Molybdenum (Mo), an important trace mineral for all living organisms, functions as a cofactor for numerous enzymes that catalyze vital chemical transformations in the nitrogen and sulfur cycles.
The molybdenum-dependent enzymes are not only needed for the health of living organisms but for the overall life of the ecosystem.
Along with the other transition metal elements Tungsten, Manganese, Iron, Copper, Nickel, Cobalt, and Zinc, they serve as structural glue, osmotic regulators, and as catalytic centers for numerous cellular reactions. The worth of metals in terms of biological catalysis is emphasized by the fact that one-third or more of all characterized enzymes are metalloenzymes (metal-containing enzymes). Therefore, metals have an important role in all the facets of bacterial metabolism.

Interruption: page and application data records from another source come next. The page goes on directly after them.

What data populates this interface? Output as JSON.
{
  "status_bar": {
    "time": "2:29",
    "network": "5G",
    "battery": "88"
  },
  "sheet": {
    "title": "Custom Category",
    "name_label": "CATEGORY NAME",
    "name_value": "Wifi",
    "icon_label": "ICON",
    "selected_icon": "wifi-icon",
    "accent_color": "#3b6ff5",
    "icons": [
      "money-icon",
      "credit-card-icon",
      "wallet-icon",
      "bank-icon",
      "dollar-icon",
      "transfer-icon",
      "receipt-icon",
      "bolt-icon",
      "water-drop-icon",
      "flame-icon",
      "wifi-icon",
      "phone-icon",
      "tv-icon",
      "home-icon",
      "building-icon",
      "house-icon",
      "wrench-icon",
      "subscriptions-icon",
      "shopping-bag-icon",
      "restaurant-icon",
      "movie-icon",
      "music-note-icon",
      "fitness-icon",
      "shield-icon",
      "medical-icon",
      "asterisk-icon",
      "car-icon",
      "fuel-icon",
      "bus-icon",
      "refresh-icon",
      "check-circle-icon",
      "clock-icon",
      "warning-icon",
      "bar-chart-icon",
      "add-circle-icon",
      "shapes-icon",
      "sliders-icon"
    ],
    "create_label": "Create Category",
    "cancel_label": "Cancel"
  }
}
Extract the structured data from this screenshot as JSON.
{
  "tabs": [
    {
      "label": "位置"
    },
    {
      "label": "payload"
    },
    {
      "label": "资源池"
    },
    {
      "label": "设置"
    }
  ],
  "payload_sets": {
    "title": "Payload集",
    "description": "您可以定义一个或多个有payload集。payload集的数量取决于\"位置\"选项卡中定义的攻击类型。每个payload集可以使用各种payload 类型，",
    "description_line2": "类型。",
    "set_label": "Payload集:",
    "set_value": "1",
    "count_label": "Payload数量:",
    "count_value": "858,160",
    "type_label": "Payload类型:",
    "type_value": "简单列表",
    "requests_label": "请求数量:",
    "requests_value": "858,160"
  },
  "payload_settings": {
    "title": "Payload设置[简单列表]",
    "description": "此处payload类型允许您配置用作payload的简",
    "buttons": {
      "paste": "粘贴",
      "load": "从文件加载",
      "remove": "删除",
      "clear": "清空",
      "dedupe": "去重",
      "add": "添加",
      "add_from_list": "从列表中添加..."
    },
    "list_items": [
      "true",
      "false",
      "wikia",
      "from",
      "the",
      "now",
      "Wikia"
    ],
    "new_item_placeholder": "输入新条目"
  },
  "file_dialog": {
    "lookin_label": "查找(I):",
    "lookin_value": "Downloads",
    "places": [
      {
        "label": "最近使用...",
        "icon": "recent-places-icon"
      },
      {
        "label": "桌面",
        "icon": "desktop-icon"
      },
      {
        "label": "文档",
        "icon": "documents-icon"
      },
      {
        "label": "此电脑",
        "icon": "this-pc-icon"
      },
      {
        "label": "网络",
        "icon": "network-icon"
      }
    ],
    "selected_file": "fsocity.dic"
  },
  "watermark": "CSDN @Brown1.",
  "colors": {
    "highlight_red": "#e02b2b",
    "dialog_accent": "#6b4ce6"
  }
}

By mediating a large number of vital reactions in the elemental cycles, bacterial metalloenzymes utilize a chief catalytic energy on the biosphere. Since microorganisms are the main players in terms of recycling hydrogen, oxygen, carbon, nitrogen and sulfur on the surface of the Earth, bacterial enzymes that contain molybdenum, iron, nickel, copper, and manganese are, by transference, the agents that are responsible in the cycling of the said elements. Molybdenum’s biological form is present in almost all molybdoenzymes (molybdenum-containing enzymes), the molybdenum cofactor, which is primarily an organic molecule.
The regulation of the transport of molybdate has been studied intensely and import of the mineral is known to occur through inducibleABC-type transporters, with transport also occurring through sulfate uptake systems and nonspecific anion transporters (reviewed by Self et al, 2001). A diversity of archaea and bacteria can reduce molybdenum (VI) to molybdenum (V) via anaerobic and aerobic conditions. However, the prokaryotic Mo reduction mechanisms are not known.
The only known event of acquired molybdenum deficiency happened in a patient diagnosed with Crohn’s disease on long-term total parenteral nutrition (TPN), wherein molybdenum was not added to the TPN solution. Headache, night blindness, rapid heart and respiratory rates, and ultimately became comatose were the known molybdenum deficiency symptoms developed by the patient. He had also demonstrated molybdenum deficiency biochemical signs such as decreased urinary excretion of uric acid and sulfate, low plasma uric acid levels, and increased urinary excretion of sulfite.
The clinical condition of this patient improved and showed the disappearance of amino acid intolerance when he was supplemented with molybdenum (160 mcg/day) and the TPN solution was discontinued. Similar mineral deficiency symptoms have been observed in children who are known to have molybdenum cofactor deficiency.
Molybdenum toxicity appears to be very low in humans. However, possible symptoms include seizures, hallucinations, and other neurologic symptoms; these can occur when taken in very large doses.
The recommended dietary allowance (RDA) is:
|0 to 6 months
|7 to 12 months
|1 to 3 years
|4 to 8 years
|9 to 13 years
|14 to 18 years
|19 years and older
|Pregnant (all ages)
|Lactating (all ages)
Molybdenum Food Sources
An annual survey of the mineral content in the typical American diet, known as The Total Diet Study, has shown that the average daily intake of molybdenum is well above the RDA for molybdenum, as it averages 109 mcg/day for men and 76 mcg/day for women.
Some of the major molybdenum food sources include legumes such as lentils, peas, and beans (these are the highest sources of this trace mineral), while nuts and grain products are known to be molybdenum rich foods. Some foods that have generally low molybdenum content include animal products and several fruits and vegetables. Due to the fact that plants molybdenum content depends upon the molybdenum content of the soil and other conditions in the environment, the content of this mineral in foods can vary considerably.